Element data from apps and pages:

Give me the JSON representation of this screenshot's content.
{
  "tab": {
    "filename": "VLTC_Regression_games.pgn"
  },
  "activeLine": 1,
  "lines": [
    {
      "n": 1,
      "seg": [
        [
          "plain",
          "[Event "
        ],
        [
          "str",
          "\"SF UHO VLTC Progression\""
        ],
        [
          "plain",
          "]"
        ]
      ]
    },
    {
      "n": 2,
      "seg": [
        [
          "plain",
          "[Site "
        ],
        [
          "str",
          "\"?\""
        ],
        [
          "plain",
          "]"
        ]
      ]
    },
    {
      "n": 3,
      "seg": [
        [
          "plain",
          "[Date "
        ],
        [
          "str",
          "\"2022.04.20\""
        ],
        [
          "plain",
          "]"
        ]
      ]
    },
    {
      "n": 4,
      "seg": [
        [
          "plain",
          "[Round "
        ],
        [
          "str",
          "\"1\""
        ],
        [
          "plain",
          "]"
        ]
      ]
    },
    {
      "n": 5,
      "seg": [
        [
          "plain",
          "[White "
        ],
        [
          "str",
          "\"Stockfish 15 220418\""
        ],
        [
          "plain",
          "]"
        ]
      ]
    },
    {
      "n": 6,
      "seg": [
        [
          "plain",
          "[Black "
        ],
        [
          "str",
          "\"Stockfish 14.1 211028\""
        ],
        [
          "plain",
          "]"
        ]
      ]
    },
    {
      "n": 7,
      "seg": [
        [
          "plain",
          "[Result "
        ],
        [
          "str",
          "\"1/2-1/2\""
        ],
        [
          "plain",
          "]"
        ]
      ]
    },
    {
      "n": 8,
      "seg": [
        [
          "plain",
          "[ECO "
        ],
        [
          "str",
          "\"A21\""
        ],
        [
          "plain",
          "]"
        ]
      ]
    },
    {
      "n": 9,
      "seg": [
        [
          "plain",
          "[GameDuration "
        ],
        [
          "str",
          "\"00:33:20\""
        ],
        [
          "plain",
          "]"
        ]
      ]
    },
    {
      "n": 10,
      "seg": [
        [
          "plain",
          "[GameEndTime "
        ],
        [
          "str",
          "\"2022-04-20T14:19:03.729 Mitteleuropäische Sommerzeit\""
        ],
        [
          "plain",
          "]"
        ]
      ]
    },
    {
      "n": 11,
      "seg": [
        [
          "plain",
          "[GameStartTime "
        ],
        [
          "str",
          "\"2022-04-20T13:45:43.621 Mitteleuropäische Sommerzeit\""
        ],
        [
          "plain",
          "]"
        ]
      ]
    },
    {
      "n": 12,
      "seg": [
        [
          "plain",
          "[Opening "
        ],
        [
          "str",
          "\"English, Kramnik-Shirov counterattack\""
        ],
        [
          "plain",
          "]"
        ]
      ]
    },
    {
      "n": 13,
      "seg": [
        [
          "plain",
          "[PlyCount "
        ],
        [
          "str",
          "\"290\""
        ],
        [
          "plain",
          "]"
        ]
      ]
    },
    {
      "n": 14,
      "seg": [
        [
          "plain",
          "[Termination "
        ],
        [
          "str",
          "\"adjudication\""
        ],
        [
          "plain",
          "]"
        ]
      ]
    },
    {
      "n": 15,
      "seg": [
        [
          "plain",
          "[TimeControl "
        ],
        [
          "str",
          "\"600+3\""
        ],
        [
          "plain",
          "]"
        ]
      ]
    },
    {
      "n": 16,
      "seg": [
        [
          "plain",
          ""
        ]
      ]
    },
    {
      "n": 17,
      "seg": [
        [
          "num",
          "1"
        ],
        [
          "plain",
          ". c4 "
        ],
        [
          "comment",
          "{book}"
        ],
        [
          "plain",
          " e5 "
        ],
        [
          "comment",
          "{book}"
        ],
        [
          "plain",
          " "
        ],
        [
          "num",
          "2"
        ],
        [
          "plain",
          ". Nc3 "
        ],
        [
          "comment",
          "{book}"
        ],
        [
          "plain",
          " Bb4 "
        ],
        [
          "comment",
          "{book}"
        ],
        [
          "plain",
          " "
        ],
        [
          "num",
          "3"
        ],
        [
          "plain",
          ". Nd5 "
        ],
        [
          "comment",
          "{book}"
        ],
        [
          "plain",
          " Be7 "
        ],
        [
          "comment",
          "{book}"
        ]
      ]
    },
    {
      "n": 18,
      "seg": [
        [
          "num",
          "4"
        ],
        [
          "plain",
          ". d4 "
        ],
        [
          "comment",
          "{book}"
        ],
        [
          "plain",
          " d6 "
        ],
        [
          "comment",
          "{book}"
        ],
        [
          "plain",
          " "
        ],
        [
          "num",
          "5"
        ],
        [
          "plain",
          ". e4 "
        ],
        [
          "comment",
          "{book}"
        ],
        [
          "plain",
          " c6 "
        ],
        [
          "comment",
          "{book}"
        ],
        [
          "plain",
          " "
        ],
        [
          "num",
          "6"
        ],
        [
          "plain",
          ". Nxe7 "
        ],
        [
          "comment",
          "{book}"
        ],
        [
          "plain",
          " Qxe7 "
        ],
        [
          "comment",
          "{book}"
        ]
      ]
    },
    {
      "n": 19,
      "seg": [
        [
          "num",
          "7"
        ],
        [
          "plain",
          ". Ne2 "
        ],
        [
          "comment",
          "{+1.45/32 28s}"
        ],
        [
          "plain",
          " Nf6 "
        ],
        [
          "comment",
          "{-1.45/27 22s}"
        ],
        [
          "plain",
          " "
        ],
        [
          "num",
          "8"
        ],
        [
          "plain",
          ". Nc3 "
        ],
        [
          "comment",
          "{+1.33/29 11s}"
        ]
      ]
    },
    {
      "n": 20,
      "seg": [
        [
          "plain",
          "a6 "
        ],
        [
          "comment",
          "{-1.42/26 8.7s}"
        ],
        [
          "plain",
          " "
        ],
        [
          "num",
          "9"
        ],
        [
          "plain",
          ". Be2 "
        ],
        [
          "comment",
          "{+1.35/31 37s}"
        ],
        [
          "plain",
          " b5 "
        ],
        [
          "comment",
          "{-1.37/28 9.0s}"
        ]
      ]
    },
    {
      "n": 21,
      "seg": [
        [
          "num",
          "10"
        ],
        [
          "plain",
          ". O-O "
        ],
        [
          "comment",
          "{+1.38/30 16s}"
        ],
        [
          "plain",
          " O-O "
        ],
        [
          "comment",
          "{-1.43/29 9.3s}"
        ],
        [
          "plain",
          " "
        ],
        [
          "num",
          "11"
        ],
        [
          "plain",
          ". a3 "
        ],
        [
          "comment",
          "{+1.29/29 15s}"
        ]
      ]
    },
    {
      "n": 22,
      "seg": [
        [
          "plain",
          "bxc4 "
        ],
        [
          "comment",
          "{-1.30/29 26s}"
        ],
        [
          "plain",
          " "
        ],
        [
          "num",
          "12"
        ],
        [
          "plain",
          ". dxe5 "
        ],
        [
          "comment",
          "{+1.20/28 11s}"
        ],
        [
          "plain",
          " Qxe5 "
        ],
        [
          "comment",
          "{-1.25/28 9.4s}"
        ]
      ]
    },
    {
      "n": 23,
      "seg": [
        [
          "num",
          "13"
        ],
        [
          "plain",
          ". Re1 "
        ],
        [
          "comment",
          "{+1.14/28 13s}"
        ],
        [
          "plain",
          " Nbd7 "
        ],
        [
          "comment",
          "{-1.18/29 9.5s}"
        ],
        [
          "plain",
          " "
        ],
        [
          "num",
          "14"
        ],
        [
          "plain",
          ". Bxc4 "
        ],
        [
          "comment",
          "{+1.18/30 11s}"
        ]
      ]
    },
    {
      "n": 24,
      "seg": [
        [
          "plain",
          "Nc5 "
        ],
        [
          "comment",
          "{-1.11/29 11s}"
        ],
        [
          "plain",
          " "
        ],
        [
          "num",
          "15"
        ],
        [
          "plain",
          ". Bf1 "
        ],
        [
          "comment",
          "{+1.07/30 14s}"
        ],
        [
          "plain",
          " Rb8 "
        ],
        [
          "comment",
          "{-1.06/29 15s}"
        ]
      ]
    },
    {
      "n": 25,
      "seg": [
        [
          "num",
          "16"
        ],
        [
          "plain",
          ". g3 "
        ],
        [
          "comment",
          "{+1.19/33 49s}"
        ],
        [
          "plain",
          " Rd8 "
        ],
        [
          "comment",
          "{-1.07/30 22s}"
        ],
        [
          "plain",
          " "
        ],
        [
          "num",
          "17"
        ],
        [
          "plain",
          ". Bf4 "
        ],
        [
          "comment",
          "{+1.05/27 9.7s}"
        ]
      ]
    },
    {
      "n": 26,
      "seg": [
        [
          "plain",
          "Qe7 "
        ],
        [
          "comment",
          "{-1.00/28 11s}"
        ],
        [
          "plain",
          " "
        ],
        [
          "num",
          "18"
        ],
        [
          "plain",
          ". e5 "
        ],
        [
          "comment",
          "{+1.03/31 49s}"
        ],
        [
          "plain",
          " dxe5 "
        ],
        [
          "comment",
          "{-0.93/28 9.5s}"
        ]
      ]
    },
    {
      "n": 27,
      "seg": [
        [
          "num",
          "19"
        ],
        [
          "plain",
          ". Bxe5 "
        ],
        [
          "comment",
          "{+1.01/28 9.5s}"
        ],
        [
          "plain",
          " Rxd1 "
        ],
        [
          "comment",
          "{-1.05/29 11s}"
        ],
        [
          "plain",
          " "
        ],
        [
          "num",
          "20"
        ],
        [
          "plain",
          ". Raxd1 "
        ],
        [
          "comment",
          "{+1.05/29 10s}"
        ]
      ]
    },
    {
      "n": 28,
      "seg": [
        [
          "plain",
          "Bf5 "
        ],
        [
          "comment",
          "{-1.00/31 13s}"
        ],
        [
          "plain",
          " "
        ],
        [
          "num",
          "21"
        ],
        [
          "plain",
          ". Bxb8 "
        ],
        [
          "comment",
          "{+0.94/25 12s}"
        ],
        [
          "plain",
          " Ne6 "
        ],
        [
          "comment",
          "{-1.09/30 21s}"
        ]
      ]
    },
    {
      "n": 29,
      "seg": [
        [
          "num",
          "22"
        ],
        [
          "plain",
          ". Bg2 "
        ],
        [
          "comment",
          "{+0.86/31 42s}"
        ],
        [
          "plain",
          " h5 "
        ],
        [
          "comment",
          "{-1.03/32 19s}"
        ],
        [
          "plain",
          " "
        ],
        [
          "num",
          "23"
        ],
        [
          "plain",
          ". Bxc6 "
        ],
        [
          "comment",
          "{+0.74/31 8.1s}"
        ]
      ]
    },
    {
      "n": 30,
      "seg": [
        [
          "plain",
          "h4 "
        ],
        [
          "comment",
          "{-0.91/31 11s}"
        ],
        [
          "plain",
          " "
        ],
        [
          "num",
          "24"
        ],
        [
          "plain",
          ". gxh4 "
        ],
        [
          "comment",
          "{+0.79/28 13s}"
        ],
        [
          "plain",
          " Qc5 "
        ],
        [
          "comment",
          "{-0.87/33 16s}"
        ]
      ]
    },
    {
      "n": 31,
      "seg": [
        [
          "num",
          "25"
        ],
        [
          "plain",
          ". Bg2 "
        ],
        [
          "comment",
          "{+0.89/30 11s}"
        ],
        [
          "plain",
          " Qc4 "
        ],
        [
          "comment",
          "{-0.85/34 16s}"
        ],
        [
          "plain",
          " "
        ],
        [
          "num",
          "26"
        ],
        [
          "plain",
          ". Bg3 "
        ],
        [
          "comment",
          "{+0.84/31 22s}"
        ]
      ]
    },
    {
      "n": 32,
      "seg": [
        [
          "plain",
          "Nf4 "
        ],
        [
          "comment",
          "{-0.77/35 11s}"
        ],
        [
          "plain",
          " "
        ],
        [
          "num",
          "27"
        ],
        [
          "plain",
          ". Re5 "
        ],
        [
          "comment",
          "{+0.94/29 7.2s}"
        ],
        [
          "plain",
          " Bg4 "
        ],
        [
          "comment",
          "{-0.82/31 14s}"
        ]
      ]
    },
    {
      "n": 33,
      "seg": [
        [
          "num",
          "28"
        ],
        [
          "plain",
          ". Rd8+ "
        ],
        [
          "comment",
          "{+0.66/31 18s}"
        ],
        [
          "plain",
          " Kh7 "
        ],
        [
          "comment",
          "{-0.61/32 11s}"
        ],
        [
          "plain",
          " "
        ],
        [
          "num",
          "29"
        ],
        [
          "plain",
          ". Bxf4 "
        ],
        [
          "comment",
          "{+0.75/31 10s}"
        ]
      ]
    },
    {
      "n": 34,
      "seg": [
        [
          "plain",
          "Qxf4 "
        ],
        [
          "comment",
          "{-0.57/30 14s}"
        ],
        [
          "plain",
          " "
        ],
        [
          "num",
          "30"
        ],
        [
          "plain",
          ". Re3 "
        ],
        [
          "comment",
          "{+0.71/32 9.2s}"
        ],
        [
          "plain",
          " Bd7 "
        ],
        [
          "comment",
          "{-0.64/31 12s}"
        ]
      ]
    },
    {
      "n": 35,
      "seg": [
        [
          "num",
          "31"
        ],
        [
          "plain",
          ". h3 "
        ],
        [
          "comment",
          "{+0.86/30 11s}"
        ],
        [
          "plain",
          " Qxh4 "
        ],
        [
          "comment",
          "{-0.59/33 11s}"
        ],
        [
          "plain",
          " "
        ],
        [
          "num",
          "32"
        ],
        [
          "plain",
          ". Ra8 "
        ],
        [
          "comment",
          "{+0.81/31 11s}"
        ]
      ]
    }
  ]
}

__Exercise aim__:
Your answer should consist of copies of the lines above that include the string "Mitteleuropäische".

__Solution to this task__:
          "\"2022-04-20T14:19:03.729 Mitteleuropäische Sommerzeit\""
          "\"2022-04-20T13:45:43.621 Mitteleuropäische Sommerzeit\""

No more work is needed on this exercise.